  • Cup and evaluate your roasts in a formal way to explore what you like and do not like about your roast so you can improve next time. Plenty of cupping sheets are available online (including from the SCAA and Barista Hustle). If you'd like to know more about cupping, you can read our article Cupping Coffee Explained.

Ready to Upgrade? Where to go Next:

As you explore the world of coffee roasting, consider upgrading your setup to achieve greater control and consistency. Here are a few options for you to consider regarding upgrading to more specialized roasting equipment:

  1. Hand-Held Stovetop Roaster: This is the least expensive option and arguably only constitutes an upgrade in that it is portable and is a piece of equipment dedicated to coffee roasting. Using one requires you to constantly shake the roaster to ensure an even roast; speaking from experience, this is hard to do. There is also little place to mount a temperature probe that will provide an accurate reading. A range of options are available, including the Hive and the Zenroast.
  2. Popcorn Popper: Another low-cost option. Popcorn poppers have a low footprint on the counter space, and roasting requires little input from the operator, but there is minimal visibility vis-a-vis temperature or roasting environment. It is easier to take temperature measurements, but it's not as precise as the following few options on our list.
  3. Air Roaster: small countertop air roasters are an excellent option for people interested in roasting at home and looking for more insight and precision. These can range in price from sever hundred to more than $1000 depending on the number of features and the capacity. Air roasting is most efficient and cost-effective at smaller scales because they can use electricity to heat cols as the heat source rather than relying on gas. We recommend the Fresh Roast line as an entry-level roaster because it's fairly intuitive and inexpensive compared to other roasters. The parts are easily replaceable, and the newer models incorporate temperature sensors. Although making modifications will void the warranty, there are plenty of guides online on how and where to add temperature sensors and start using roasting software like Artisan. The new Kaffelogic Nano 7 air roaster is marketed as splitting the difference between home roasters and professional sample roasting machines. It costs almost two thousand dollars and is, as of the writing of this article- on backorder, but it boasts a host of features and integrations through its software- Kaffelogic Studio, which can export to Artisan and Cropster.
  4. Advanced Machines: Consider getting a sample roaster for a more advanced approach. There are many great options on the market, from the Ikawa Home to the one we use at our roastery- the Huky drum sample roaster. These machines are more expensive and will require better ventilation to use. This option is the equivalent of getting a one-group version of a commercial espresso machine for home use- very nice, but not necessary to get a delicious cup of coffee.

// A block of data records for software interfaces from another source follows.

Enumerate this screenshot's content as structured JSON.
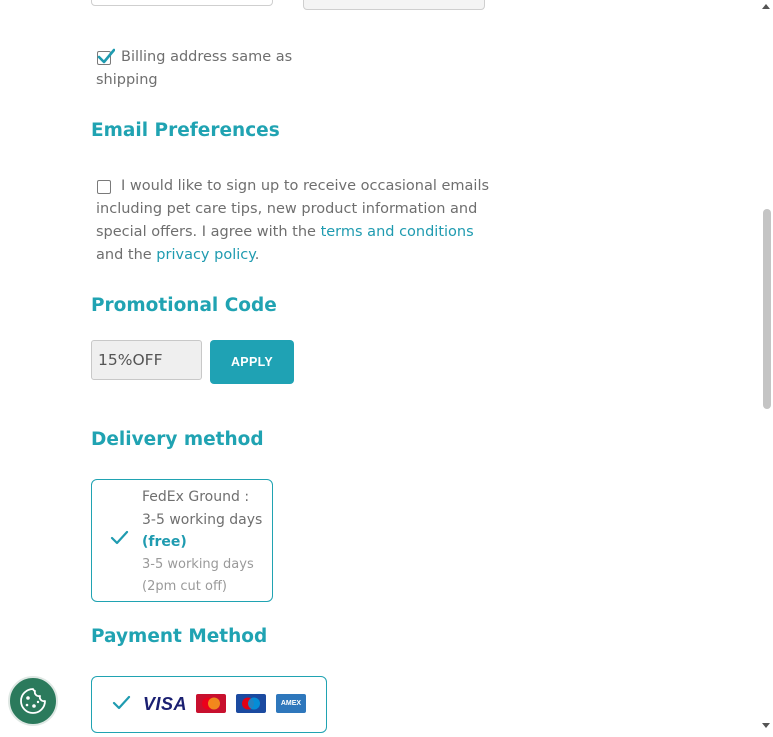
{
  "billing": {
    "same_as_shipping_label": "Billing address same as shipping",
    "same_as_shipping_checked": true
  },
  "email_preferences": {
    "heading": "Email Preferences",
    "signup_text_before": "I would like to sign up to receive occasional emails including pet care tips, new product information and special offers. I agree with the ",
    "terms_link": "terms and conditions",
    "text_middle": " and the ",
    "privacy_link": "privacy policy",
    "text_end": ".",
    "signup_checked": false
  },
  "promotional_code": {
    "heading": "Promotional Code",
    "input_value": "15%OFF",
    "apply_label": "APPLY"
  },
  "delivery": {
    "heading": "Delivery method",
    "option_name": "FedEx Ground : 3-5 working days",
    "option_price": "(free)",
    "option_description": "3-5 working days (2pm cut off)",
    "selected": true
  },
  "payment": {
    "heading": "Payment Method",
    "cards": [
      "VISA",
      "MasterCard",
      "Maestro",
      "AMEX"
    ]
  },
  "colors": {
    "accent": "#20a3b2",
    "button": "#1fa2b4",
    "cookie_button": "#2b7a5c"
  },
  "icons": {
    "cookie": "cookie-icon",
    "check": "checkmark-icon"
  }
}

We hope that this article has provided you with a few key insights into the process of coffee roasting and that you feel more confident attempting it at home. Just remember to be kind to your neighbours and not set off the fire alarm unnecessarily and watch your beans closely so you don't overshoot.

Remember, at the end of the day, roasting coffee at home is only as complicated and expensive as you want it to be.